Inevitably the conversations about the flag and what it symbolises are steeped in history. What is the origin? What did it represent? Can the meaning of a flag change with the times? And if so, has it? An interesting study showed that white Southerners that support the Confederate flag exhibited particular characteristics: they are generally less knowledgeable about the history, more intolerant toward interracial dating and tend to deny that black people are discriminated against in the labour market (despite statistics showing otherwise).

This will then negate the argument that it is the respect for Southern history that drives the love for the flag. White people who are more knowledgeable about Southern history tend to support the flagless. In this sense, love of the flag can be seen to symbolise ignorance of its history, and this tends to disprove that the flag is merely about history.

When I saw the few images and videos (and I understand some of the images were old and of previous farm-murder protests), this debate rang in my head. I wondered what the results would be if we did a similar study in South Africa.

Understandably the images evoked emotional responses all over the spectrum of political (and civil life, for as far as it is not strictly political) in South Africa. President Cyril Ramaphosa condemned the display of the flag, seeing it as a symbol of people who “hanker for apartheid”. Roelf Meyer, a National Party politician who is known for his role in the negotiations to end apartheid, said he regards it as a symbol of extremism.

A woman interviewed about the flag on her biker jacket stated how she felt protected under the old South African flag.

Do we know the history and the system that this flag represents? On the one hand, one should give it to the woman who thinks back on the “good old days” — apartheid as a system was geared to make her life comfortable while making the lives of black people a living hell. And this all sounds okay if one disregards that it was a crime against humanity.

And then, of course, there are many moral questions about the enjoyment of privileges bestowed by a system that is, at the same time, committing a crime against humanity (for which, I should add, very few of its leaders or agents were ever prosecuted).

We should therefore not be surprised at the outrage over the use of the old flag — regardless of whether it was displayed widely or only in isolated incidents. And I want to argue that the appearance of the flag is a symptom of a society that, on the whole political spectrum, is questioning exactly the compromise, the shared future, that the new flag is supposed to symbolise.

So, why does this matter? The answer might lie in the relationship between symbols and how we view the world around us. Accepting or rejecting a political symbol with a very specific meaning indicates something about the state of our nation. We should ask questions about the meaning of these symbols and their places in the national conversation.

Germany has laws banning Nazi symbols. They have Volksverhetzung, where the waving of the Nazi flag can be seen as a “incitement to hatred” and a call for action against a certain segment of the population. The use of a symbol is regarded as a direct call to action against a particular ethnic group.

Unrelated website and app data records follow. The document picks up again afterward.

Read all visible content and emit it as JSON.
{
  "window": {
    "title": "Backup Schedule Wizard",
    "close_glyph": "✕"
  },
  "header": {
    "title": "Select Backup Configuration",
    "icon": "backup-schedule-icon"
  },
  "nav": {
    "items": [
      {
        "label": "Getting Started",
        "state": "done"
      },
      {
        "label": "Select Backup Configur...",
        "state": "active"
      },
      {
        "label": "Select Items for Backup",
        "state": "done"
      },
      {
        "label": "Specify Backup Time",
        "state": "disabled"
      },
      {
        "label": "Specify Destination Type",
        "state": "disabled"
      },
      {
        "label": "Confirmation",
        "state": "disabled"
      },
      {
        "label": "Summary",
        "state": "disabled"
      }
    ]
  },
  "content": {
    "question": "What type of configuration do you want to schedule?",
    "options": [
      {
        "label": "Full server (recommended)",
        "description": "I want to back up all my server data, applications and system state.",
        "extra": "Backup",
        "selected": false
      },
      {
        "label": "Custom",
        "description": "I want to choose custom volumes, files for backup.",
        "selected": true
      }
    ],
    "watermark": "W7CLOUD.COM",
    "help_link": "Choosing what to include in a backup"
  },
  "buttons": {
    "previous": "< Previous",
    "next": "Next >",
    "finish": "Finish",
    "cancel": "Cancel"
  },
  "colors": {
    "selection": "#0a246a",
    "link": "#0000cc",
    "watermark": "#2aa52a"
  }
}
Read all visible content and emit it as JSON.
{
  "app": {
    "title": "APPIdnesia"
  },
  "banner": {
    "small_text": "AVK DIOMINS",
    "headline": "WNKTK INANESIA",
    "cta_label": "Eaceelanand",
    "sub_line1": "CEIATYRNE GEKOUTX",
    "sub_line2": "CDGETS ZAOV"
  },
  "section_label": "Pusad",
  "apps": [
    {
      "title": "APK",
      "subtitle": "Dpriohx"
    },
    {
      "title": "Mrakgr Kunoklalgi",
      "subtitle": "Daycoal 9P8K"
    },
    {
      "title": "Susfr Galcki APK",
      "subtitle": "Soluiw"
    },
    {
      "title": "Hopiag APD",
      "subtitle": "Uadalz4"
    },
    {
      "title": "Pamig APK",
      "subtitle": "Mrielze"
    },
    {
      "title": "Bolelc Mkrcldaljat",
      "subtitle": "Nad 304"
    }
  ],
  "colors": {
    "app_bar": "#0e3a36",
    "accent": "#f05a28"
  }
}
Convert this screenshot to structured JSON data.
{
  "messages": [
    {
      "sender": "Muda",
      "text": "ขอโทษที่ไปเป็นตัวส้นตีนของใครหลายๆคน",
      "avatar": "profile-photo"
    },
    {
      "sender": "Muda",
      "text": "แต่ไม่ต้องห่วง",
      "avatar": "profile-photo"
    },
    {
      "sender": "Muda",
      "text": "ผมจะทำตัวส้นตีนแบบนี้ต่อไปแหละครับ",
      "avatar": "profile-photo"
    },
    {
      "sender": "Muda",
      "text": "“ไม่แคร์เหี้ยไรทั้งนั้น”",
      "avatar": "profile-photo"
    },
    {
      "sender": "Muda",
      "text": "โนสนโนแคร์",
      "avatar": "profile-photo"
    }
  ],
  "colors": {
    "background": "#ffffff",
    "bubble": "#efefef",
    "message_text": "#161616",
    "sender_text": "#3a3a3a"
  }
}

Arguably, the old South African flag symbolises the apartheid regime and its ideology, the idea that one race is more worthy of being protected than another, and the idea that black people are savages and somehow less human and should be treated as such. It is a denial of equality, of equal human dignity — and as such, it is unconstitutional.

If the groups who hijacked any attempt and meaningful conversation about farm murders want to deny that this is the premise on which the fight against the murder of farmers is based, there should be an outright condemnation of the use of the (old South African) flag and what it symbolises.